The Dallas-based author's background is likewise impressive. After receiving her bachelor's degree from Harvard and MBA from Yale, Blankson co-founded GoodThink, which offers speaking, consulting and training on "the science of happiness” for organizations and individuals. According to the GoodThink website, Blankson is partnering with Google “to determine how to make positive psychology strategies stick.”
Spaceport Earth: The Reinvention of Spaceflight by Joe Pappalardo
Disclosure: Pappalardo is the editor-in-chief of the Dallas Observer. He also is an aerospace journalist who has visited every working spaceport in the United States.

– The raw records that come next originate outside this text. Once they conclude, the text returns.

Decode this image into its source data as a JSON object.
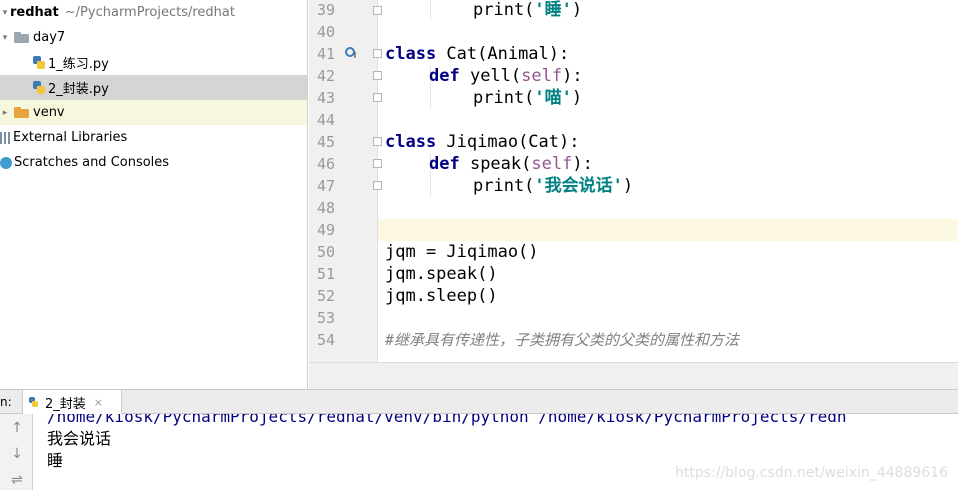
{
  "project_tree": {
    "root_name": "redhat",
    "root_path": "~/PycharmProjects/redhat",
    "folder_day7": "day7",
    "file1": "1_练习.py",
    "file2": "2_封装.py",
    "folder_venv": "venv",
    "external_libraries": "External Libraries",
    "scratches": "Scratches and Consoles"
  },
  "editor": {
    "line_numbers": [
      "39",
      "40",
      "41",
      "42",
      "43",
      "44",
      "45",
      "46",
      "47",
      "48",
      "49",
      "50",
      "51",
      "52",
      "53",
      "54"
    ],
    "current_line": "49",
    "code": {
      "l39_text": "print(",
      "l39_str": "'睡'",
      "l39_close": ")",
      "l41_kw": "class",
      "l41_rest": " Cat(Animal):",
      "l42_kw": "def",
      "l42_name": " yell(",
      "l42_self": "self",
      "l42_end": "):",
      "l43_text": "print(",
      "l43_str": "'喵'",
      "l43_close": ")",
      "l45_kw": "class",
      "l45_rest": " Jiqimao(Cat):",
      "l46_kw": "def",
      "l46_name": " speak(",
      "l46_self": "self",
      "l46_end": "):",
      "l47_text": "print(",
      "l47_str": "'我会说话'",
      "l47_close": ")",
      "l50": "jqm = Jiqimao()",
      "l51": "jqm.speak()",
      "l52": "jqm.sleep()",
      "l54": "#继承具有传递性，子类拥有父类的父类的属性和方法"
    }
  },
  "run_window": {
    "label": "n:",
    "tab_label": "2_封装",
    "close_glyph": "×",
    "up_glyph": "↑",
    "down_glyph": "↓",
    "wrap_glyph": "⇌",
    "output": [
      "/home/kiosk/PycharmProjects/redhat/venv/bin/python /home/kiosk/PycharmProjects/redh",
      "我会说话",
      "睡"
    ],
    "watermark": "https://blog.csdn.net/weixin_44889616"
  },
  "colors": {
    "keyword": "#000080",
    "self": "#94558d",
    "string": "#008080",
    "comment": "#808080",
    "caret_line": "#fdf8e2",
    "venv_row": "#f6f7dc",
    "selected_row": "#d5d5d5"
  },
  "icons": [
    "folder-icon",
    "python-file-icon",
    "library-icon",
    "scratches-icon",
    "breakpoint-override-icon",
    "fold-marker-icon",
    "arrow-up-icon",
    "arrow-down-icon",
    "soft-wrap-icon",
    "close-icon"
  ]
}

Spaceport Earth, published in late November, is a fascinating look at how private companies like SpaceX are revolutionizing the aerospace industry. For anyone interested in spaceflight, this is a highly detailed but also easily digestible book that raises as many essential questions as it answers.